Enterprise Communications

How Robotic Automation is Being Used in Financial Services

By Paula Bernier, Executive Editor, TMC  |  November 02, 2016

Automation is becoming a prevalent theme at businesses, as more organizations look to employ computing resources and software rather than, or in addition to, people to handle repetitive tasks or other work requiring a high level of consistency.

For example, some companies in the financial industry are now beginning to leverage robotic automation so call center agents don’t have to navigate through various screens. Instead, the system can be automated to pop up the screens and information these agents require as they need them, explained Dinesh Venugopal, president of digital and strategic customers at IT services giant Mphasis, a company with nearly $1 billion in revenue and 24,000 employees worldwide.

Mphasis can work with clients to assess their processes, look for patterns, see what things can be automated, and then help them do that. By automating processes businesses stand to save on costs, allow for a higher level of responsiveness, and lessen the opportunity for mistakes.

It’s not one-click ordering that makes Amazon great, noted Venugopal, it’s all that happens behind the scenes to enable that.

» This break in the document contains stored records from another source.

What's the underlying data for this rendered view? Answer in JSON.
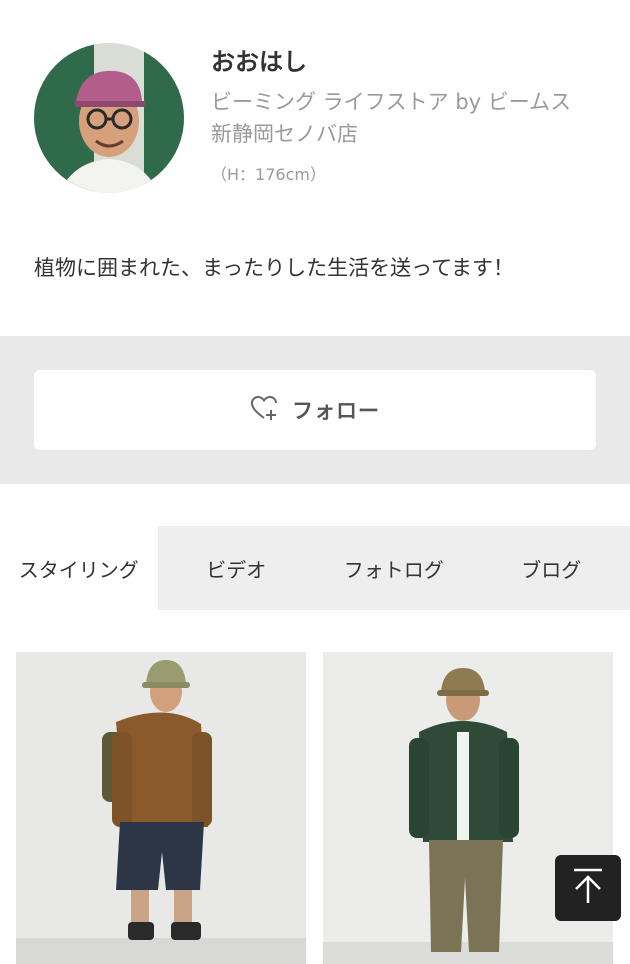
{
  "profile": {
    "name": "おおはし",
    "shop": "ビーミング ライフストア by ビームス 新静岡セノバ店",
    "height": "（H：176cm）",
    "bio": "植物に囲まれた、まったりした生活を送ってます！",
    "avatar_alt": "profile-photo"
  },
  "follow": {
    "label": "フォロー",
    "icon": "heart-plus-icon"
  },
  "tabs": [
    {
      "label": "スタイリング",
      "active": true
    },
    {
      "label": "ビデオ",
      "active": false
    },
    {
      "label": "フォトログ",
      "active": false
    },
    {
      "label": "ブログ",
      "active": false
    }
  ],
  "colors": {
    "band": "#e9e9e9",
    "muted_text": "#9a9a9a",
    "top_button": "#222222"
  },
  "back_to_top_icon": "arrow-up-icon"
}
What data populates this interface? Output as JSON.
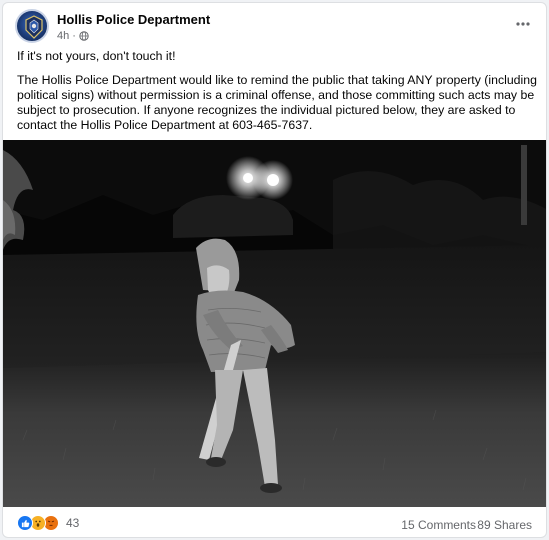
{
  "post": {
    "author": "Hollis Police Department",
    "time": "4h",
    "separator": "·",
    "headline": "If it's not yours, don't touch it!",
    "body": "The Hollis Police Department would like to remind the public that taking ANY property (including political signs) without permission is a criminal offense, and those committing such acts may be subject to prosecution. If anyone recognizes the individual pictured below, they are asked to contact the Hollis Police Department at 603-465-7637.",
    "more_icon": "more-horizontal-icon",
    "audience_icon": "globe-icon"
  },
  "stats": {
    "reaction_icons": [
      "like-icon",
      "wow-icon",
      "angry-icon"
    ],
    "reaction_count": "43",
    "comments": "15 Comments",
    "shares": "89 Shares"
  },
  "colors": {
    "like": "#1877f2",
    "wow": "#f7b125",
    "angry": "#e9710f",
    "secondary_text": "#65676b"
  }
}
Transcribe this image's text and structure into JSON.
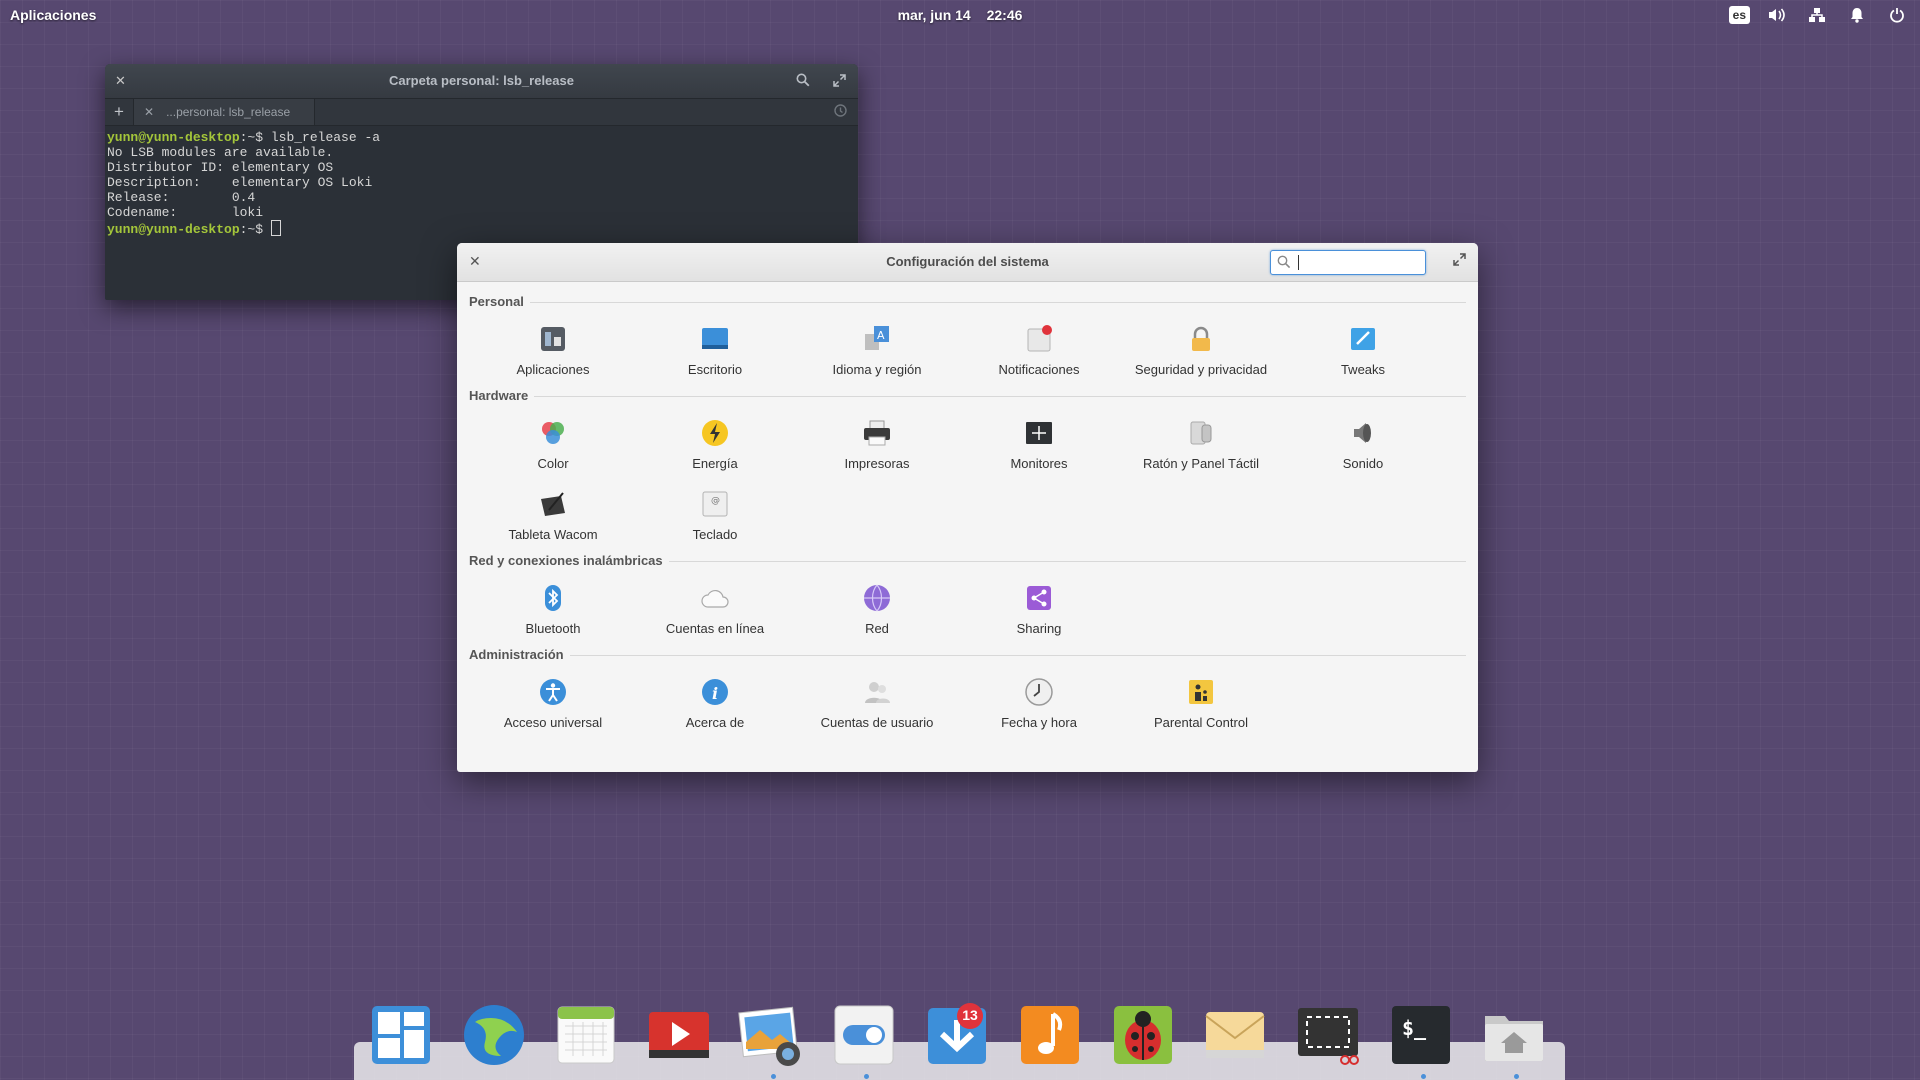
{
  "panel": {
    "applications": "Aplicaciones",
    "date": "mar, jun 14",
    "time": "22:46",
    "keyboard_layout": "es",
    "tray_icons": [
      "volume-icon",
      "network-icon",
      "notifications-icon",
      "power-icon"
    ]
  },
  "terminal": {
    "title": "Carpeta personal: lsb_release",
    "tab_label": "...personal: lsb_release",
    "lines": [
      {
        "prompt": "yunn@yunn-desktop",
        "suffix": ":~$ ",
        "text": "lsb_release -a"
      },
      {
        "text": "No LSB modules are available."
      },
      {
        "text": "Distributor ID:\telementary OS"
      },
      {
        "text": "Description:\telementary OS Loki"
      },
      {
        "text": "Release:\t0.4"
      },
      {
        "text": "Codename:\tloki"
      },
      {
        "prompt": "yunn@yunn-desktop",
        "suffix": ":~$ ",
        "text": ""
      }
    ]
  },
  "settings": {
    "title": "Configuración del sistema",
    "search": {
      "value": "",
      "placeholder": ""
    },
    "categories": [
      {
        "label": "Personal",
        "items": [
          {
            "label": "Aplicaciones",
            "icon": "applications-icon"
          },
          {
            "label": "Escritorio",
            "icon": "desktop-icon"
          },
          {
            "label": "Idioma y región",
            "icon": "language-icon"
          },
          {
            "label": "Notificaciones",
            "icon": "notifications-icon"
          },
          {
            "label": "Seguridad y privacidad",
            "icon": "lock-icon"
          },
          {
            "label": "Tweaks",
            "icon": "tweaks-icon"
          }
        ]
      },
      {
        "label": "Hardware",
        "items": [
          {
            "label": "Color",
            "icon": "color-icon"
          },
          {
            "label": "Energía",
            "icon": "power-icon"
          },
          {
            "label": "Impresoras",
            "icon": "printer-icon"
          },
          {
            "label": "Monitores",
            "icon": "monitor-icon"
          },
          {
            "label": "Ratón y Panel Táctil",
            "icon": "mouse-icon"
          },
          {
            "label": "Sonido",
            "icon": "speaker-icon"
          },
          {
            "label": "Tableta Wacom",
            "icon": "tablet-icon"
          },
          {
            "label": "Teclado",
            "icon": "keyboard-icon"
          }
        ]
      },
      {
        "label": "Red y conexiones inalámbricas",
        "items": [
          {
            "label": "Bluetooth",
            "icon": "bluetooth-icon"
          },
          {
            "label": "Cuentas en línea",
            "icon": "cloud-icon"
          },
          {
            "label": "Red",
            "icon": "globe-icon"
          },
          {
            "label": "Sharing",
            "icon": "share-icon"
          }
        ]
      },
      {
        "label": "Administración",
        "items": [
          {
            "label": "Acceso universal",
            "icon": "accessibility-icon"
          },
          {
            "label": "Acerca de",
            "icon": "info-icon"
          },
          {
            "label": "Cuentas de usuario",
            "icon": "users-icon"
          },
          {
            "label": "Fecha y hora",
            "icon": "clock-icon"
          },
          {
            "label": "Parental Control",
            "icon": "parental-control-icon"
          }
        ]
      }
    ]
  },
  "dock": {
    "items": [
      {
        "name": "multitasking-view",
        "icon": "multitasking-icon"
      },
      {
        "name": "web-browser",
        "icon": "globe-browser-icon"
      },
      {
        "name": "calendar",
        "icon": "calendar-icon"
      },
      {
        "name": "videos",
        "icon": "video-play-icon"
      },
      {
        "name": "photos",
        "icon": "photos-icon"
      },
      {
        "name": "system-settings",
        "icon": "settings-switch-icon"
      },
      {
        "name": "appcenter",
        "icon": "download-icon",
        "badge": "13"
      },
      {
        "name": "music",
        "icon": "music-note-icon"
      },
      {
        "name": "bug-tracker",
        "icon": "ladybug-icon"
      },
      {
        "name": "mail",
        "icon": "envelope-icon"
      },
      {
        "name": "screenshot",
        "icon": "screenshot-icon"
      },
      {
        "name": "terminal",
        "icon": "terminal-icon",
        "label": "$_"
      },
      {
        "name": "files",
        "icon": "home-folder-icon"
      }
    ]
  }
}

This model could be applied to the financial services industry, he said, to allow for faster loan approvals, as just one example.

Robotic automation, he added, can also be used for more complex, process-level work. For example, Mphasis offers a compliance automation solution that can be used to lessen the frequency of false positives in anti money laundering applications, he said.

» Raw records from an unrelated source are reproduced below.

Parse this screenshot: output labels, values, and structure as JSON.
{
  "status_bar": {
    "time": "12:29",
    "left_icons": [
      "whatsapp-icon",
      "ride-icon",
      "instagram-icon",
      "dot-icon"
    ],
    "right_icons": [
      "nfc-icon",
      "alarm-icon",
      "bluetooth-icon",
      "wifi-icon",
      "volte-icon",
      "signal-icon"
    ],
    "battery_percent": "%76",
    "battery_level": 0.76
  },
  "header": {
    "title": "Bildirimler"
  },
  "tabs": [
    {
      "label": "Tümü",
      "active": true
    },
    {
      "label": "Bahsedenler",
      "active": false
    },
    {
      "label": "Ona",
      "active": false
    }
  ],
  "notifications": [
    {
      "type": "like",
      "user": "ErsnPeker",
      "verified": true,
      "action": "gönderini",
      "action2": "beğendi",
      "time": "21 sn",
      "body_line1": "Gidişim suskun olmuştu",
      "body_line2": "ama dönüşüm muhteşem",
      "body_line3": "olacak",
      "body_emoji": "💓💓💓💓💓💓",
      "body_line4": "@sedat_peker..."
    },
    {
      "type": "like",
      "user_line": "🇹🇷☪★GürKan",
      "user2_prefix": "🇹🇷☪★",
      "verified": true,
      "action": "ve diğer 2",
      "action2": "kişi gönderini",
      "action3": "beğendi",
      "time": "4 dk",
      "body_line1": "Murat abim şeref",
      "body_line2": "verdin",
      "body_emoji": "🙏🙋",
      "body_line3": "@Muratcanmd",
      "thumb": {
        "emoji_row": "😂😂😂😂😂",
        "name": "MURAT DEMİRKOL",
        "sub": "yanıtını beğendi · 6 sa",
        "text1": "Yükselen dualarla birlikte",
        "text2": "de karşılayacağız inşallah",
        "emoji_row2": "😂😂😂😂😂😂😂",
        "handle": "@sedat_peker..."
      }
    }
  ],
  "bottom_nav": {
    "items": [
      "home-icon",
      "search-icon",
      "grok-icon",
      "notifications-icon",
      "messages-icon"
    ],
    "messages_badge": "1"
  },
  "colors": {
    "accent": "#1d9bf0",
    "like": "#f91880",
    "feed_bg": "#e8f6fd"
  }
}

Claims processing is yet another example of where robotic automatic is being employed, said Venugopal. Using this technology, he said, Mphasis was able to reduce the number of people it needed for claims processing from 400 to 220.

While the artificial intelligence and other technology required for doing this kind of thing have existed for some time now, Venugopal said, what’s important here is that Mphasis, which has both domain knowledge and technology knowledge, is making it real for the financial services industry.

In the case of claims processing, for example, Mphasis looked at the entire claims process and how it was being done. It mapped the various processes within the larger process and identified what parts could be eliminated. The processes and factors that were considered included everything from the number of keystrokes and their purpose, to the data required, to information about when managers need to be brought into the process, and more.

Mphasis, which was founded in 1998, is the company that Blackstone in April acquired the 60 percent stake of from EDS (News - Alert) for $1.1 billion. It was the largest single investment Blackstone has made in an Indian company.

Edited by Alicia Young